Suleiman, who has franchise investments in Tasty Burger, a fast-foot restaurant mainly back East, wanted a direct connection for his burger joint and found that with Nebraska Cattlemen members.

It turned out there were three possible locations and Suleiman sold 1.9 undeveloped acres for the new Cattlemen’s headquarters.

“Mark gave a very competitive offer to the board and we bought the land,” Weide said.

Another task force was assembled to focus on the building’s need, review bids and work with the contractor and the board. Ground was broken in January 2018. A summer storm damaged some of the building, which pushed back construction by a month. The Cattlemen took occupancy in February.

When the offices were moved from downtown to the new building, staff and members could see almost double the space for offices and meeting rooms, from 4,000 square feet to 7,000 square feet, plus 1,000 square feet in the garage.

The offices are smaller than they had downtown, but that’s not a negative. In the downtown offices, there were no small conference rooms, so meetings often were held in offices. The new building has two conference rooms, so there’s no need for larger offices.

Nebraska Cattlemen boardroom

The board has 34 members. Board meetings usually had the six vice chairmen plus staff for a total of 45 to 50 people. The old offices didn’t have a room to accommodate that many, so any Lincoln meetings had to be held outside the offices. Not so anymore, although meetings will circulate around the state as they always have. The education room will hold 60 to 70 people.

“Leading into convention (last fall), to me it was just another project,” Weide said. “But once you get it enclosed and see reality in place, we have a new home here.”

Each update in Nebraska Cattlemen magazine helped get members more excited.

A fund drive began at the 2017 convention with a goal of $1 million.

“The campaign has ended, because we have to start building the donor wall,” McClymont said. “It’s great how the membership stepped up.”

The fund is at $851,000 and checks are still coming in. The project originally had a budget of $1.73 million and likely will top out at $1.8 million.

“So we’re over a little, with some upgrades,” Weide said.

The donor wall will feature names of any amount of donation for the building fund. Beyond the wall, any donation of $5,000 or more will be honored with a plaque with name, company name, logo or brand, and hung in the Education Room.

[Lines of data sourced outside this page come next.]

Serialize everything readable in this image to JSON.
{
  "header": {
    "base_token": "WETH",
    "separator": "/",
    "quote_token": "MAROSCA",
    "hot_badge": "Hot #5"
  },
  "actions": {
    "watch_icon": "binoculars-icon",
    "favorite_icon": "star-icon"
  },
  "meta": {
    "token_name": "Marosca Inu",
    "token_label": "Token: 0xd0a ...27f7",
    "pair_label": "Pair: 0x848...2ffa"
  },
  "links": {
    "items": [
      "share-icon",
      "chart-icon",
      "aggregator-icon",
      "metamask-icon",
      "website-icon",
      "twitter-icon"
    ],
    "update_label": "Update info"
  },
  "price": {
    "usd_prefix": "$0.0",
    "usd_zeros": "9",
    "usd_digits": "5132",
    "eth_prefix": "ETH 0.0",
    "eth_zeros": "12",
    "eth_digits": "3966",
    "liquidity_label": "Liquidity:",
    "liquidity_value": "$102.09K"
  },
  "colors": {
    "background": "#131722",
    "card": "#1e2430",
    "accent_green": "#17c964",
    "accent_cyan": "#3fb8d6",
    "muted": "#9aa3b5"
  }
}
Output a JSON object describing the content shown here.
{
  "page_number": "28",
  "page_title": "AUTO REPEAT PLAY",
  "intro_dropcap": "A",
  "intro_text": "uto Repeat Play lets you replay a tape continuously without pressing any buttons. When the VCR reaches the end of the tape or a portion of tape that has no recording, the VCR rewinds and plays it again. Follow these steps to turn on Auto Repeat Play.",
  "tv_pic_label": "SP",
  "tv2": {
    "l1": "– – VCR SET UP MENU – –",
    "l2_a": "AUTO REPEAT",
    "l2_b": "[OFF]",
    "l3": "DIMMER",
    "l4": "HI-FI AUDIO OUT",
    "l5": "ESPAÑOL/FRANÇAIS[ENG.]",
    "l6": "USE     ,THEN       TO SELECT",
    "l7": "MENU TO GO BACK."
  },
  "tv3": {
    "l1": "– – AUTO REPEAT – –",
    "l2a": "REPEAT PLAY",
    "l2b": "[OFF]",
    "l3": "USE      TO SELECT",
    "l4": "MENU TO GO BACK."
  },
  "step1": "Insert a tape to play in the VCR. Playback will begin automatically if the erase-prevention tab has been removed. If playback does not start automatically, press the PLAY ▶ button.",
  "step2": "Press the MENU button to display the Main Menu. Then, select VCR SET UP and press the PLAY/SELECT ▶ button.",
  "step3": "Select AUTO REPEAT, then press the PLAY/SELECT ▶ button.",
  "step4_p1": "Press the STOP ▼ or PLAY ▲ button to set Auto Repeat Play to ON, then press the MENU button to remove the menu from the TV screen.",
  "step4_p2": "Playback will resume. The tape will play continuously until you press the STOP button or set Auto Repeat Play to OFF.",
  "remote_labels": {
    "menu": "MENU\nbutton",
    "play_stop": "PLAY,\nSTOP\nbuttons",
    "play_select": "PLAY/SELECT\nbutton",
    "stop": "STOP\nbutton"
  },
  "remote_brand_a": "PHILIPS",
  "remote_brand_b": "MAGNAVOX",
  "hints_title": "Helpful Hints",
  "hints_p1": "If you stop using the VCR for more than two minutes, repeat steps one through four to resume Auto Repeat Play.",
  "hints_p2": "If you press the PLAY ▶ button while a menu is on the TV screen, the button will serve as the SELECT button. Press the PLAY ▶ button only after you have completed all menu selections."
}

The headquarters’ walls will fill up once all the historic photos and memorabilia are placed. Most of one wall in a larger meeting room already features an extensive barbed wire collection that was given to the Cattlemen.

Nebraska Cattlemen barbed wire

Also featured are a full kitchen and break room, near a covered patio that overlooks the lake. The restrooms double as storm shelters. The garage is a big addition from what was available downtown. It permits loading and unloading indoors, away from rain, snow and wind.

Nebraska Cattlemen came into existence in 1988 with the merger of the Nebraska Stock Growers Association, primarily in the western part of the state, and Nebraska Livestock Feeders Association, mostly in eastern Nebraska, along with the Feedlot Council, which was formed to help merge the two groups.

NSGA had long had its office in Alliance. When operations moved to Lincoln, a satellite office remained in Alliance.

The 3,700 members, who represent 70 percent of the cattle in Nebraska, will get to show off their new digs at an open house in June.

Terry Anderson can be reached at terry.anderson@lee.net.